Original Release: 1993 (Original), 1999 (Masterpiece Edition). Platform: PC. Developer: Cyan. Available on GOG.com, Steam.
So let's get any pretense of this being a traditional product review out of the way: Myst: Masterpiece Edition, a copy of which GOG.com has generously provided for the purpose of this review, is a bit shit. It has not aged well. A physical copy would at least look nice on your shelf, but a digital download? No. A download you intend to play for entertainment in the year 2015? Christ, no. There's a core element of Myst that was, and still is, brilliant, but it plays like a PowerPoint presentation running on your gran's spyware-infested Dell. Bugger authenticity.
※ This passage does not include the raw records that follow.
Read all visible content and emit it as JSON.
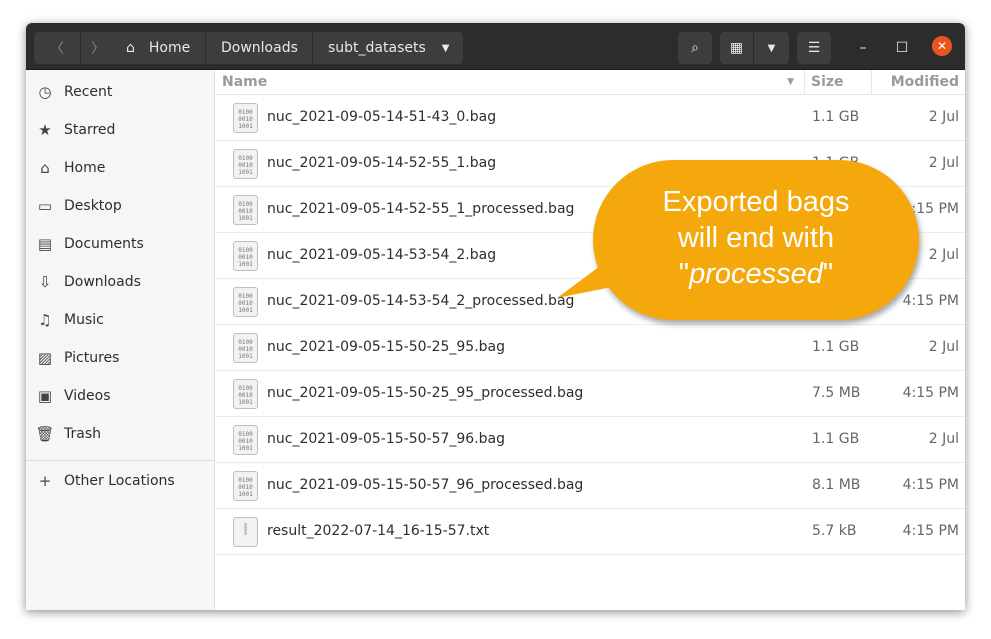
{
  "breadcrumb": [
    "Home",
    "Downloads",
    "subt_datasets"
  ],
  "sidebar": {
    "items": [
      {
        "label": "Recent",
        "icon": "clock-icon"
      },
      {
        "label": "Starred",
        "icon": "star-icon"
      },
      {
        "label": "Home",
        "icon": "home-icon"
      },
      {
        "label": "Desktop",
        "icon": "desktop-icon"
      },
      {
        "label": "Documents",
        "icon": "document-icon"
      },
      {
        "label": "Downloads",
        "icon": "download-icon"
      },
      {
        "label": "Music",
        "icon": "music-icon"
      },
      {
        "label": "Pictures",
        "icon": "picture-icon"
      },
      {
        "label": "Videos",
        "icon": "video-icon"
      },
      {
        "label": "Trash",
        "icon": "trash-icon"
      }
    ],
    "other": "Other Locations"
  },
  "columns": {
    "name": "Name",
    "size": "Size",
    "modified": "Modified"
  },
  "files": [
    {
      "name": "nuc_2021-09-05-14-51-43_0.bag",
      "size": "1.1 GB",
      "modified": "2 Jul",
      "type": "binary"
    },
    {
      "name": "nuc_2021-09-05-14-52-55_1.bag",
      "size": "1.1 GB",
      "modified": "2 Jul",
      "type": "binary"
    },
    {
      "name": "nuc_2021-09-05-14-52-55_1_processed.bag",
      "size": "",
      "modified": "4:15 PM",
      "type": "binary"
    },
    {
      "name": "nuc_2021-09-05-14-53-54_2.bag",
      "size": "",
      "modified": "2 Jul",
      "type": "binary"
    },
    {
      "name": "nuc_2021-09-05-14-53-54_2_processed.bag",
      "size": "",
      "modified": "4:15 PM",
      "type": "binary"
    },
    {
      "name": "nuc_2021-09-05-15-50-25_95.bag",
      "size": "1.1 GB",
      "modified": "2 Jul",
      "type": "binary"
    },
    {
      "name": "nuc_2021-09-05-15-50-25_95_processed.bag",
      "size": "7.5 MB",
      "modified": "4:15 PM",
      "type": "binary"
    },
    {
      "name": "nuc_2021-09-05-15-50-57_96.bag",
      "size": "1.1 GB",
      "modified": "2 Jul",
      "type": "binary"
    },
    {
      "name": "nuc_2021-09-05-15-50-57_96_processed.bag",
      "size": "8.1 MB",
      "modified": "4:15 PM",
      "type": "binary"
    },
    {
      "name": "result_2022-07-14_16-15-57.txt",
      "size": "5.7 kB",
      "modified": "4:15 PM",
      "type": "text"
    }
  ],
  "callout": {
    "line1": "Exported bags",
    "line2": "will end with",
    "quote_open": "\"",
    "emphasis": "processed",
    "quote_close": "\""
  },
  "colors": {
    "callout": "#f5a80c",
    "close": "#e95420",
    "headerbar": "#2c2c2c"
  }
}
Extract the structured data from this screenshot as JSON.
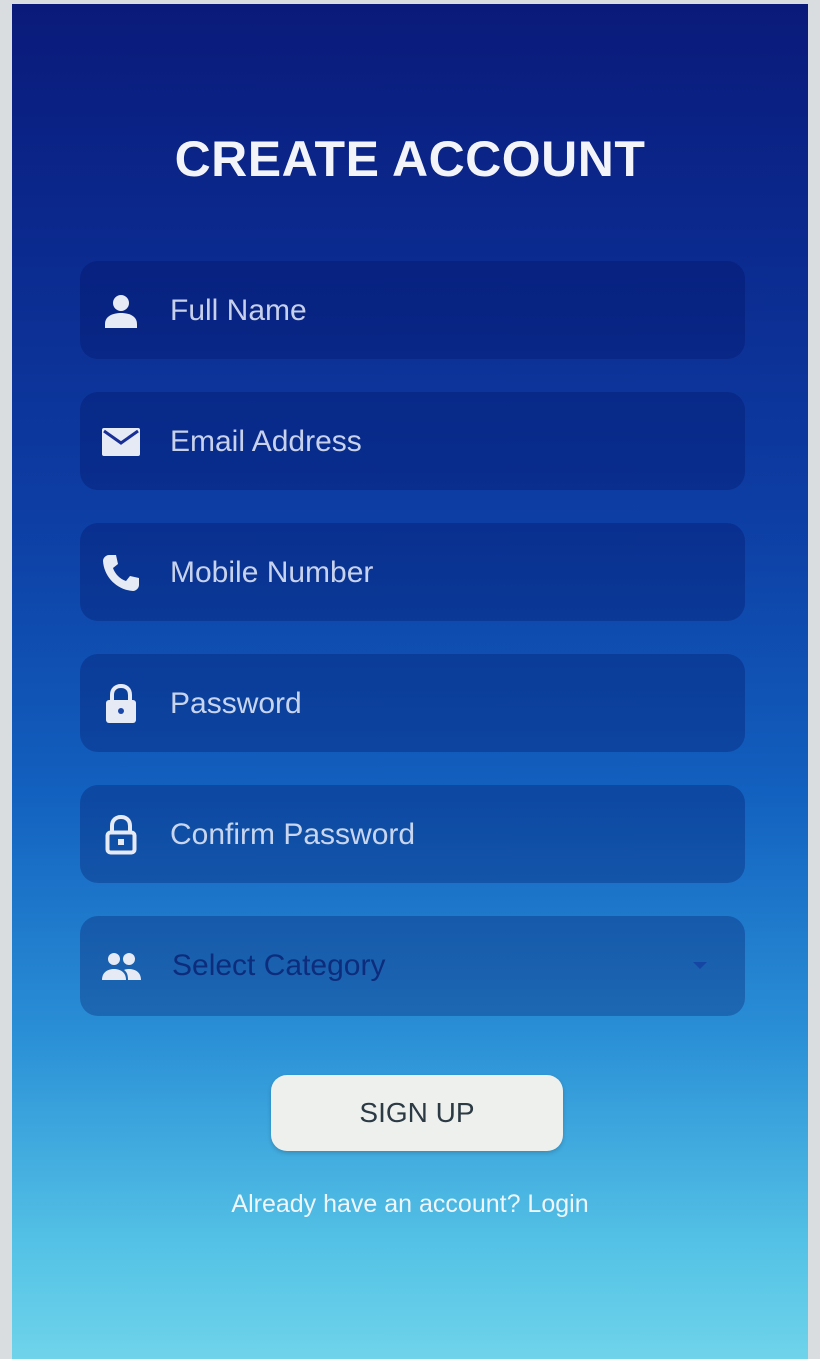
{
  "title": "CREATE ACCOUNT",
  "fields": {
    "full_name": {
      "placeholder": "Full Name",
      "icon": "person-icon"
    },
    "email": {
      "placeholder": "Email Address",
      "icon": "mail-icon"
    },
    "mobile": {
      "placeholder": "Mobile Number",
      "icon": "phone-icon"
    },
    "password": {
      "placeholder": "Password",
      "icon": "lock-icon"
    },
    "confirm_password": {
      "placeholder": "Confirm Password",
      "icon": "lock-outline-icon"
    }
  },
  "category": {
    "label": "Select Category",
    "icon": "group-icon"
  },
  "signup_label": "SIGN UP",
  "login_text": "Already have an account? Login",
  "colors": {
    "background_top": "#0a1a7a",
    "background_bottom": "#6fd3ea",
    "button": "#eef0ee",
    "text": "#f2f4fa"
  }
}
You should play the 3D remake (also on GOG.com), it's a lot better.
So as an actual product, Myst (I'll be dropping the Masterpiece Edition monicker from here on out as there's very little difference between the two versions) doesn't hold up, but as an artifact - a kind of gaming transitional fossil, it's fascinating. There are some who would argue that the game actually has little in the way of a lasting legacy. Myst was a commercial juggernaut: The best-selling PC game of its era until The Sims galvanized the creepy serial stalker/murderer market, yet the surge of "graphic adventure" games many thought its success would inspire never happened, and the series itself has lain dormant since 2005. There's been a handful of Myst-likes in recent years - Ether One, The Room series on iOS and The Talos Principle are the most obvious examples, but for a game that sold six million copies, Myst has very few direct imitators.
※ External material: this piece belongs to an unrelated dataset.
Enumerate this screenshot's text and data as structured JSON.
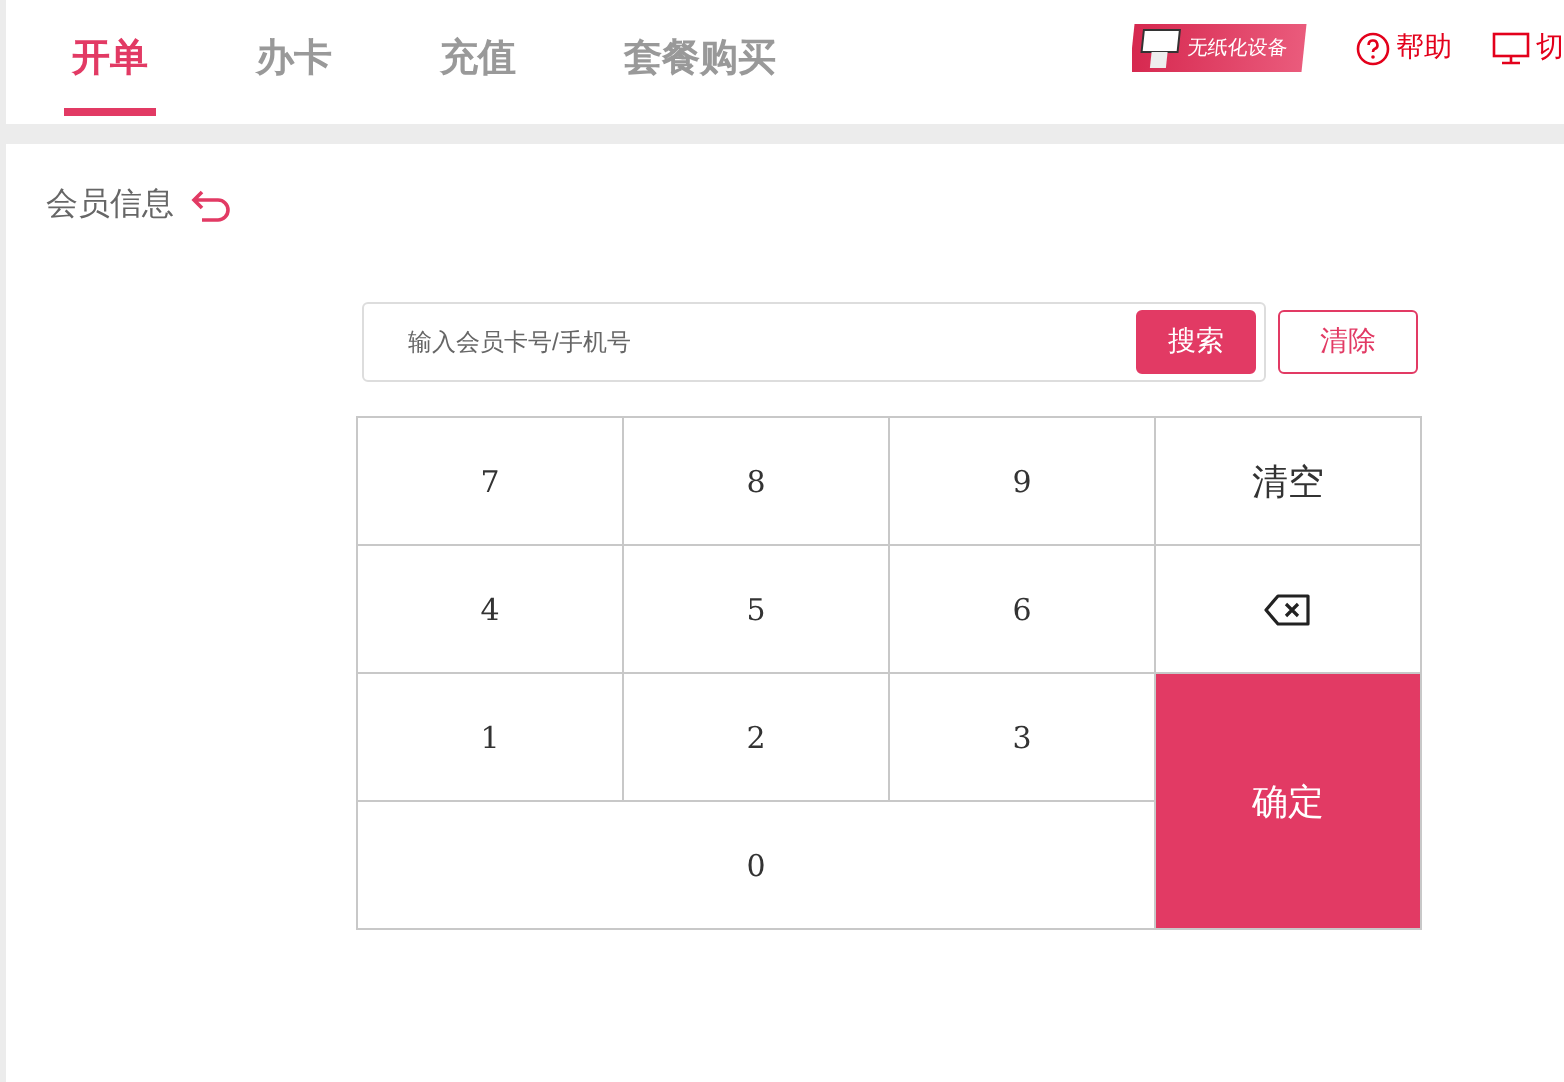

But nuts to those people. In terms of actual influence, Myst is huge. You can see elements of its design in Resident Evil, System Shock 2, Tomb Raider, Dear Esther (plus every other walk-em-up you'd care to name) and Dragon Quest VII. No seriously, Dragon Quest VII was directly inspired by Myst. There's a direct line of influence from early text adventure stuff like Zork, to Sierra and Lucas Art's adventure games, to Myst, to pretty much every puzzler of the late 90's and early 2000's. Its influence is even more pronounced now that slower-paced, horror-adventures are finally coming back to the fore. Amnesia was obviously chugging that Myst juice. SOMA too.
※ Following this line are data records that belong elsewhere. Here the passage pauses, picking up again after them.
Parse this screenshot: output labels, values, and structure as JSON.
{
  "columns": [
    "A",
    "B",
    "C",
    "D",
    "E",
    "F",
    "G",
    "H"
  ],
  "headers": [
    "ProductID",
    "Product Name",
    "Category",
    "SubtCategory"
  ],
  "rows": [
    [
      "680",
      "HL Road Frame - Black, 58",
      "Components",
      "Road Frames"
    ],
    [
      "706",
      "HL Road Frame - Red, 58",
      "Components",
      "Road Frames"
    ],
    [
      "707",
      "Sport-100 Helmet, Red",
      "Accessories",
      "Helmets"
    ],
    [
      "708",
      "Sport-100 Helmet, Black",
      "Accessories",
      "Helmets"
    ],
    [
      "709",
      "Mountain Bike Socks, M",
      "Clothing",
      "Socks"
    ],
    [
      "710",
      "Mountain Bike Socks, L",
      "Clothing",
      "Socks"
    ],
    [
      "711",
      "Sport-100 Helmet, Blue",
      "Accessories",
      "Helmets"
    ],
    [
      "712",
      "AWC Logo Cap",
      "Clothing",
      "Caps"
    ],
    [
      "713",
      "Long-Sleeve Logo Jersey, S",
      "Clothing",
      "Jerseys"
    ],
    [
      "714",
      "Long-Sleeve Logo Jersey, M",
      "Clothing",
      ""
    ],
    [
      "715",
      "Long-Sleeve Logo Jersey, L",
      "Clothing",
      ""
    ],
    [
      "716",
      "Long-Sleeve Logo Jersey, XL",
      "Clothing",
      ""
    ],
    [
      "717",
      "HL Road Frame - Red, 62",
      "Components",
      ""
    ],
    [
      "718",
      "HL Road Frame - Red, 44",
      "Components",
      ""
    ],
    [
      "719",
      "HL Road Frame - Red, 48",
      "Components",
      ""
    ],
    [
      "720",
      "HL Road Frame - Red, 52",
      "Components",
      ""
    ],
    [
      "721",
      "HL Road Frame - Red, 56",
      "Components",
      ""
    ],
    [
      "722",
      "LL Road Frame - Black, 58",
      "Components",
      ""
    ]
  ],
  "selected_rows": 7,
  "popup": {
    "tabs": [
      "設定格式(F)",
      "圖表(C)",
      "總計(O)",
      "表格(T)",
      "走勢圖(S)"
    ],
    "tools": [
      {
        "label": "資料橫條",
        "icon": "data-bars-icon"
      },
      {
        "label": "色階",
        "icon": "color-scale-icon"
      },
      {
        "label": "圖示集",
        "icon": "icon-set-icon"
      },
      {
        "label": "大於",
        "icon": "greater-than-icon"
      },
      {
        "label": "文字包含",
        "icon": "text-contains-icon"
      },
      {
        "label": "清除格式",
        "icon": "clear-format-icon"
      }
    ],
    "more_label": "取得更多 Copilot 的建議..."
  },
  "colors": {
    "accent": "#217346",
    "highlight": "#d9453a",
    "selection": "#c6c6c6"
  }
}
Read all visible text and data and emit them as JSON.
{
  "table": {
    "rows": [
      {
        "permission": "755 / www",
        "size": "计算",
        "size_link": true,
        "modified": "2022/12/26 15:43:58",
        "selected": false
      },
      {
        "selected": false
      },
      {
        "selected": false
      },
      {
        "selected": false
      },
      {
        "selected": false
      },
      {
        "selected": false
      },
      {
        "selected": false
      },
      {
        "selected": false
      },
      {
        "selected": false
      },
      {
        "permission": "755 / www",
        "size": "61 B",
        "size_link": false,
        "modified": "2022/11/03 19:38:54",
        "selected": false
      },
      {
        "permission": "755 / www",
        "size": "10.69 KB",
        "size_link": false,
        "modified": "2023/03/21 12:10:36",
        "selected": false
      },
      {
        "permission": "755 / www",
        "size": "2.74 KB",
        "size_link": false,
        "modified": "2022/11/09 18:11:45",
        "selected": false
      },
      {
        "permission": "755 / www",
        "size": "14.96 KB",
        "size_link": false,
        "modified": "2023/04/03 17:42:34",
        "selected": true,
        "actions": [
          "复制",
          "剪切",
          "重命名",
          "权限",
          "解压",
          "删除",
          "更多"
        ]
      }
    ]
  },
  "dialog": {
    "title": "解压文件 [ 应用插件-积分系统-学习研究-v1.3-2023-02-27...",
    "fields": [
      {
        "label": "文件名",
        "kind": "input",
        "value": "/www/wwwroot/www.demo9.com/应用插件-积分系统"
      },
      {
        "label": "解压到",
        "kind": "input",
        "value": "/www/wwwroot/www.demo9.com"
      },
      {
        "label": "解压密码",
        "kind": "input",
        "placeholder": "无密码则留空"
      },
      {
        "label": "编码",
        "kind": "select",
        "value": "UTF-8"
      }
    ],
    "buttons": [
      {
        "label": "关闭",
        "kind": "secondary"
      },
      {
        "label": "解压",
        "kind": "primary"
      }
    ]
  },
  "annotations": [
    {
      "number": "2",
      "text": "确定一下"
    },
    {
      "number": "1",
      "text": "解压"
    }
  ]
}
So what was it about Myst that drove audiences nuts (in both senses of the word) back in 1993? Well like many games that see success outside of the traditional gamer market - what I suppose we now call the "casual" market - Myst takes a well established idea and strips it down to its simplest, most accessible form. It's an adventure game, technically, but one lacking in what were considered the mainstay features of the genre. There's no inventory, no real item puzzles and your interaction with objects is limited to either clicking on them to turn them on or clicking on them to turn them off. You click on a path to go forward, or on the sides of the screen to turn - a simplified version of the, "go north, go east, eat tree," navigation system of old-school text adventures. There's no monsters, no enemies in the traditional sense, no time limit and there's no fail state. "Accessible" is kind of a dirty word these days - one we tend to confuse with "shallow" - but Myst is meant to be a game without distractions. Its simplicity isn't a base appeal to a larger audience. No, the straight-forward mechanics are part of an effective focus on minimalism that deliberately downplays the importance of the player in order to let the environment take center stage. Art, yo.
You're so unimportant that you don't even get a name in Myst. There's no quest or character motivation driving your exploration. You're unceremoniously dumped onto the titular island and your only real function is to explore and maybe solve some puzzles. Like with many of the "walking simulators" it inspired, Myst is more about piecing together other peoples' stories than it is taking part in one. Eventually, once you've figured out most of the island's mysteries, you get a chance to get involved in the story yourself, and it's a satisfying moment, but there's a reason the game is called Myst and not Joe Douchebag: Lever Master. It's not about you. It's about a place.